5. Know when to talk (and when to shut up). "What happens in the twelve inches of space between your face and your infant's is the key to both contentment and learning," says Flynn. So go ahead: Look into your baby's eyes, talk about what the two of you are doing, and play peekaboo. Says Abi-Nader, "I've always been very chatty with Georgette, from the time she was born. I tell her what I'm dressing her in, where we're going, what flowers we see on walks. It's comforting to her. When she's getting a little anxious, all I have to do is say something and she's immediately okay."
Of course, all babies need some downtime, and recognizing the signs that yours has had enough is another important part of the parent-child dance. Don't take it personally when she turns her head away or squirms after a few minutes of play. By paying attention to her cues, you can help her learn to control the tension and joy in her life.
6. Don't feel bad when you're busy.While human interaction is critical in an infant's world, teaching yours to amuse himself is an equally important developmental lesson.

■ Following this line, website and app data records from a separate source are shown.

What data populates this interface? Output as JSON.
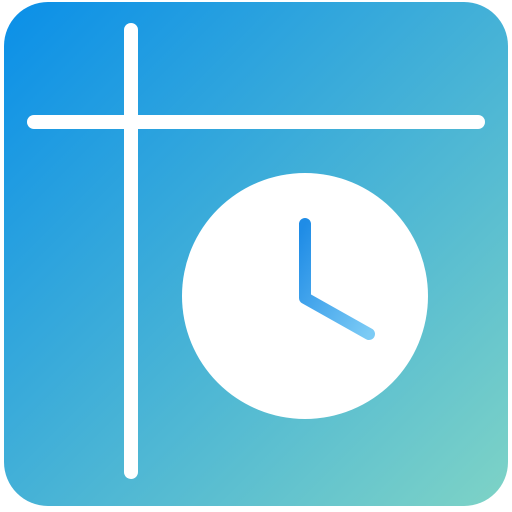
{
  "app_icon": {
    "icon_name": "timesheet-grid-clock-icon",
    "colors": {
      "gradient_start": "#0A8FE8",
      "gradient_end": "#7ED3C6",
      "lines": "#FFFFFF",
      "clock_face": "#FFFFFF",
      "clock_hands_start": "#1F8CE6",
      "clock_hands_end": "#7CCBF5"
    },
    "parts": {
      "grid_lines_icon": "cross-lines-icon",
      "clock_icon": "clock-icon"
    }
  }
}
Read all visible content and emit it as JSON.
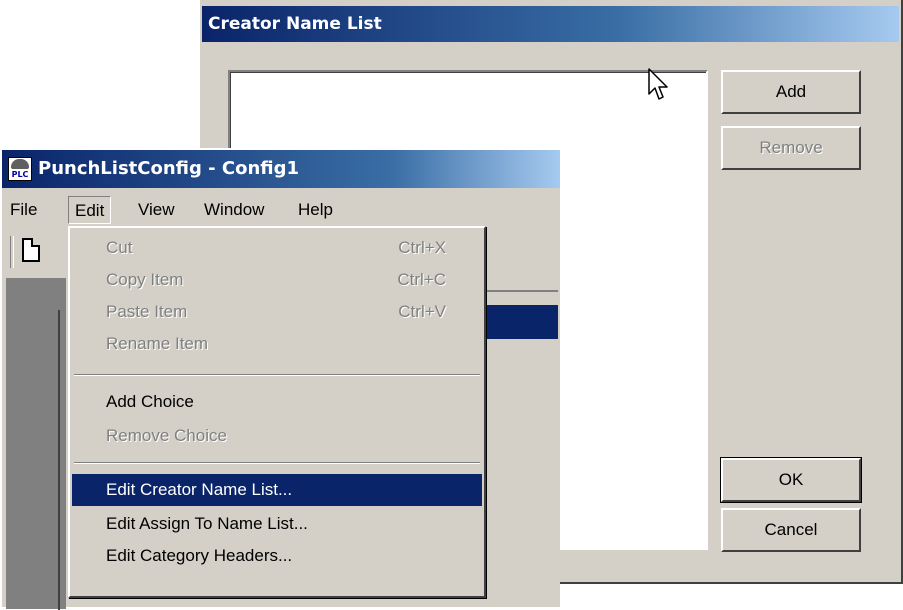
{
  "dialog": {
    "title": "Creator Name List",
    "add_label": "Add",
    "remove_label": "Remove",
    "ok_label": "OK",
    "cancel_label": "Cancel"
  },
  "app": {
    "title": "PunchListConfig - Config1",
    "icon_text": "PLC",
    "menu": [
      "File",
      "Edit",
      "View",
      "Window",
      "Help"
    ]
  },
  "edit_menu": {
    "items": [
      {
        "label": "Cut",
        "shortcut": "Ctrl+X",
        "enabled": false
      },
      {
        "label": "Copy Item",
        "shortcut": "Ctrl+C",
        "enabled": false
      },
      {
        "label": "Paste Item",
        "shortcut": "Ctrl+V",
        "enabled": false
      },
      {
        "label": "Rename Item",
        "shortcut": "",
        "enabled": false
      },
      {
        "label": "Add Choice",
        "shortcut": "",
        "enabled": true
      },
      {
        "label": "Remove Choice",
        "shortcut": "",
        "enabled": false
      },
      {
        "label": "Edit Creator Name List...",
        "shortcut": "",
        "enabled": true,
        "selected": true
      },
      {
        "label": "Edit Assign To Name List...",
        "shortcut": "",
        "enabled": true
      },
      {
        "label": "Edit Category Headers...",
        "shortcut": "",
        "enabled": true
      }
    ]
  },
  "colors": {
    "title_active": "#0a246a",
    "face": "#d4d0c8",
    "highlight": "#0a246a"
  }
}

Even a newborn can keep himself content for short periods by watching a mobile or gazing at the fabric on your bedspread. Keep an eye out for captivating visuals around your house -- like your husband's polka-dot tie or the view from your living-room window -- and move your baby when he starts to whimper.
Christina Stoever of Reno, Nevada, made a conscious effort to teach her son, Jackson, how to amuse himself: "For instance, we always made sure he was facing a window when we put him in his bouncy seat," she says. "During the day, the view mesmerized him, and in the evening, when we were fixing dinner, he enjoyed looking at his own reflection."

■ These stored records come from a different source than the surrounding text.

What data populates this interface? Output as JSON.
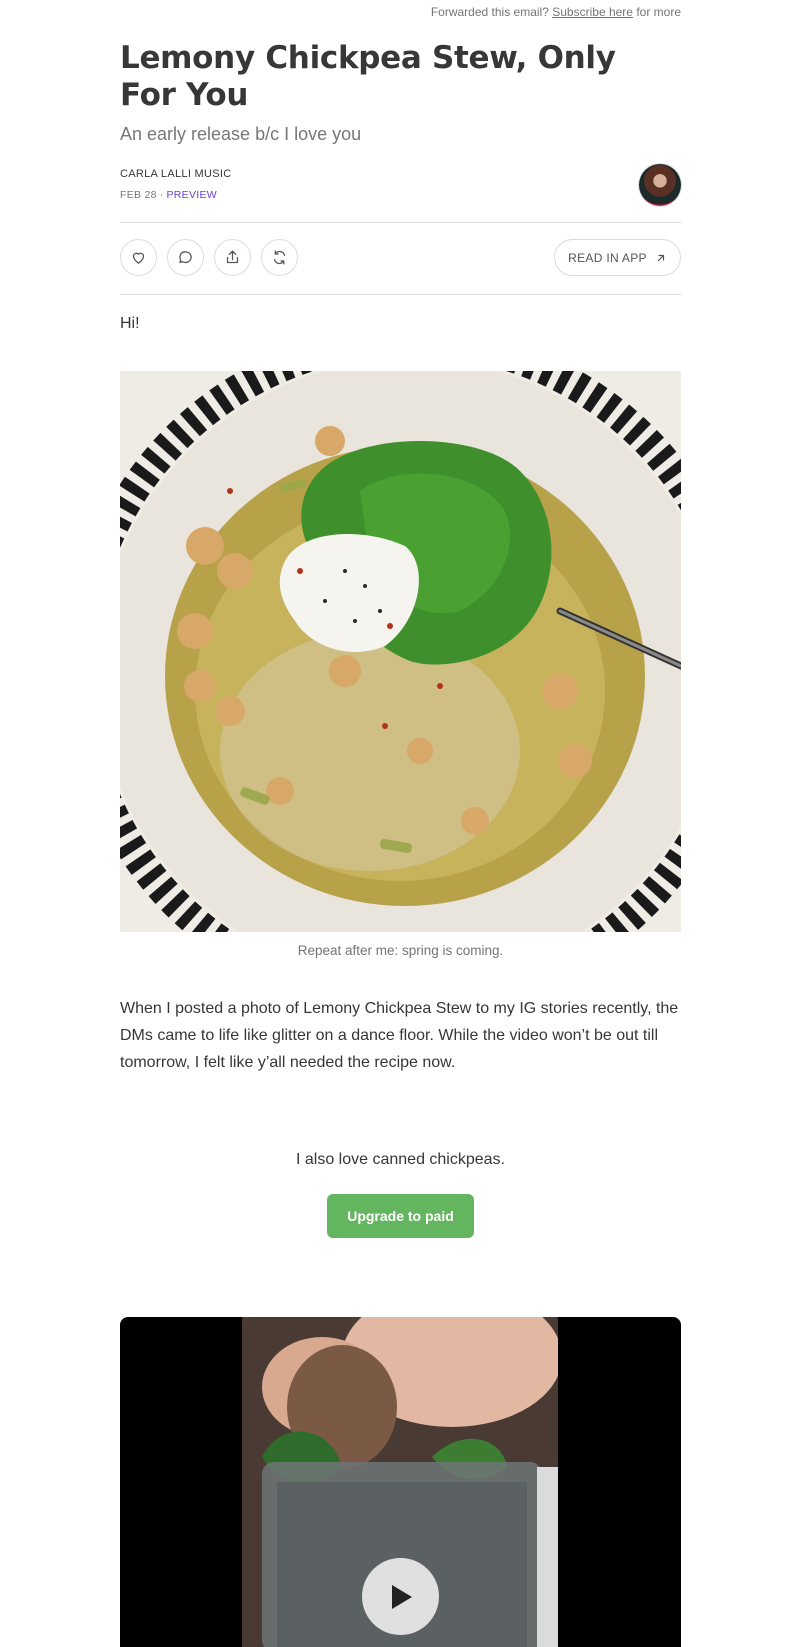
{
  "header": {
    "forward_prefix": "Forwarded this email?",
    "subscribe_link": "Subscribe here",
    "forward_suffix": "for more"
  },
  "post": {
    "title": "Lemony Chickpea Stew, Only For You",
    "subtitle": "An early release b/c I love you",
    "publication": "CARLA LALLI MUSIC",
    "date": "FEB 28",
    "separator": "∙",
    "badge": "PREVIEW"
  },
  "actions": {
    "icons": [
      "heart-icon",
      "comment-icon",
      "share-icon",
      "restack-icon"
    ],
    "read_in_app": "READ IN APP"
  },
  "body": {
    "greeting": "Hi!",
    "image_caption": "Repeat after me: spring is coming.",
    "paragraph": "When I posted a photo of Lemony Chickpea Stew to my IG stories recently, the DMs came to life like glitter on a dance floor. While the video won’t be out till tomorrow, I felt like y’all needed the recipe now.",
    "cta_text": "I also love canned chickpeas.",
    "cta_button": "Upgrade to paid"
  },
  "colors": {
    "text": "#363737",
    "muted": "#777777",
    "preview": "#6b3fd6",
    "cta": "#63b560"
  }
}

7. Don't be afraid to experiment. Soto had a rough couple of weeks when breastfeeding didn't work out and formula upset her daughter's tummy and made her unhappy. "Alexis would cry and fuss, and I didn't realize it was gas," she says. But once her pediatrician told her how to try different brands, she found a formula that worked and Alexis settled down.

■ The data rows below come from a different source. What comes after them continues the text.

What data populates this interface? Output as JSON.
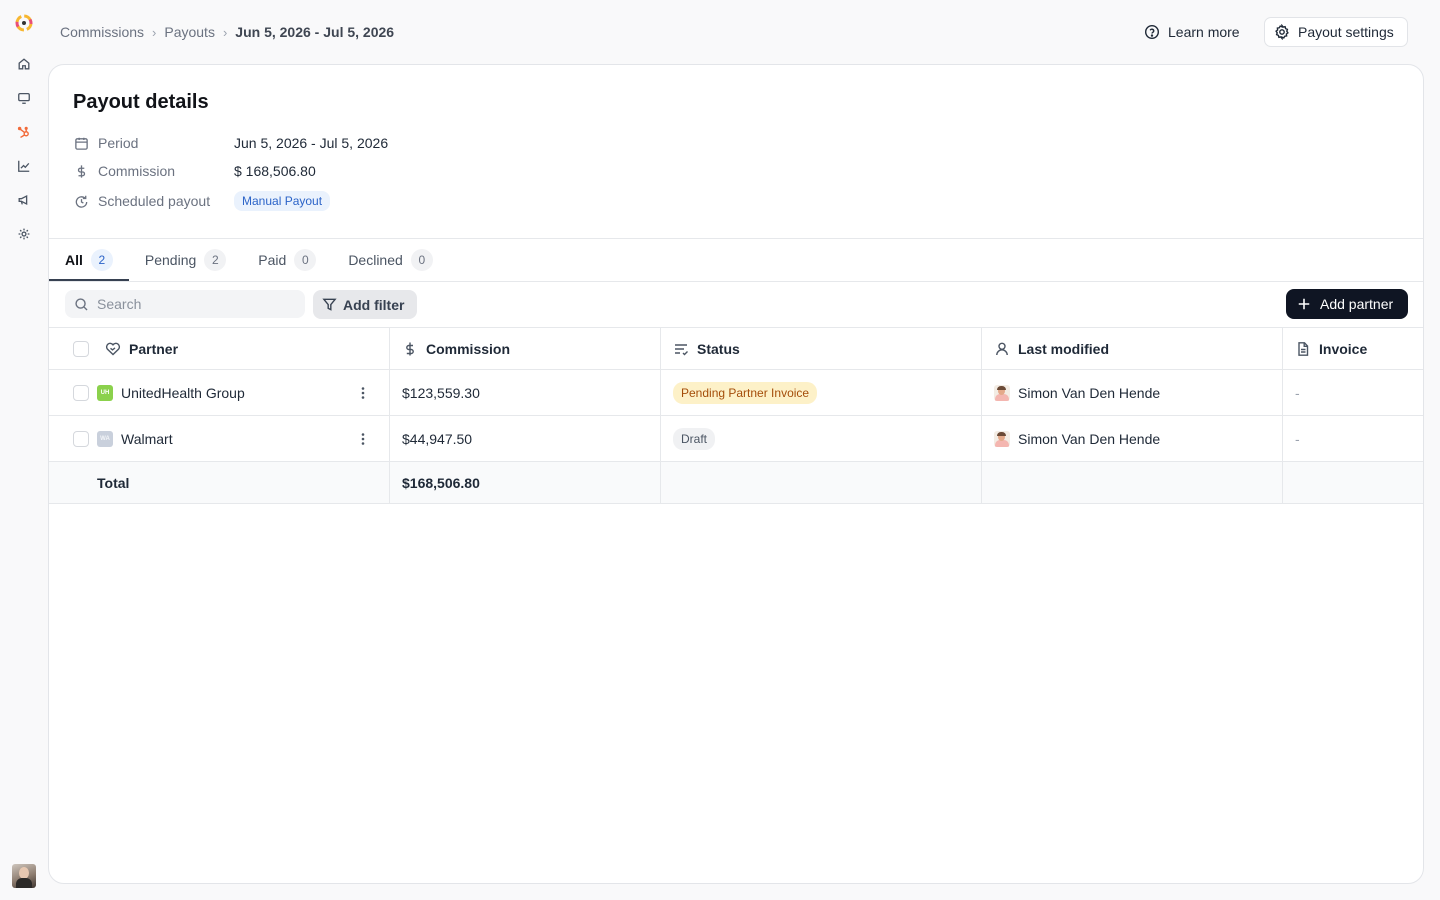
{
  "breadcrumb": {
    "items": [
      "Commissions",
      "Payouts"
    ],
    "current": "Jun 5, 2026 - Jul 5, 2026"
  },
  "header": {
    "learn_more": "Learn more",
    "payout_settings": "Payout settings"
  },
  "details": {
    "title": "Payout details",
    "period_label": "Period",
    "period_value": "Jun 5, 2026 - Jul 5, 2026",
    "commission_label": "Commission",
    "commission_value": "$ 168,506.80",
    "scheduled_label": "Scheduled payout",
    "scheduled_value": "Manual Payout"
  },
  "tabs": [
    {
      "label": "All",
      "count": "2"
    },
    {
      "label": "Pending",
      "count": "2"
    },
    {
      "label": "Paid",
      "count": "0"
    },
    {
      "label": "Declined",
      "count": "0"
    }
  ],
  "toolbar": {
    "search_placeholder": "Search",
    "add_filter": "Add filter",
    "add_partner": "Add partner"
  },
  "table": {
    "columns": [
      "Partner",
      "Commission",
      "Status",
      "Last modified",
      "Invoice"
    ],
    "rows": [
      {
        "logo": "UH",
        "partner": "UnitedHealth Group",
        "commission": "$123,559.30",
        "status": "Pending Partner Invoice",
        "modified_by": "Simon Van Den Hende",
        "invoice": "-"
      },
      {
        "logo": "WA",
        "partner": "Walmart",
        "commission": "$44,947.50",
        "status": "Draft",
        "modified_by": "Simon Van Den Hende",
        "invoice": "-"
      }
    ],
    "total_label": "Total",
    "total_value": "$168,506.80"
  },
  "colors": {
    "primary_button": "#0f1523",
    "pending_badge_bg": "#fdf1c8",
    "pending_badge_text": "#a44d0a",
    "manual_badge_bg": "#eaf2fd",
    "manual_badge_text": "#2c64c8",
    "brand_accent": "#f26b3a"
  }
}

Breastfeeding proved to be equally challenging for me. I went into it thinking I had to follow all the rules from the get-go -- don't introduce an artificial nipple too soon, don't pump right away -- and ended up exhausted and ready to call it quits. That is, until I talked to a friend who said her husband had given both their daughters nighttime bottles with no ill effects. I decided to give it a shot, and Anthony went back and forth effortlessly between bottle and breast.
If it all seems overwhelming, remember, time is on your side. You're the one who lives with your baby -- not your doctor, your mom, or your buddies -- so there's an awful lot you'll figure out on your own. "Some infants adapt well; others need some patience before they settle into a pattern," says Dr. Herschkowitz. The sooner you begin to gently mold that routine, the sooner you and your baby will get in sync. And that's when you'll find out how much fun motherhood can be.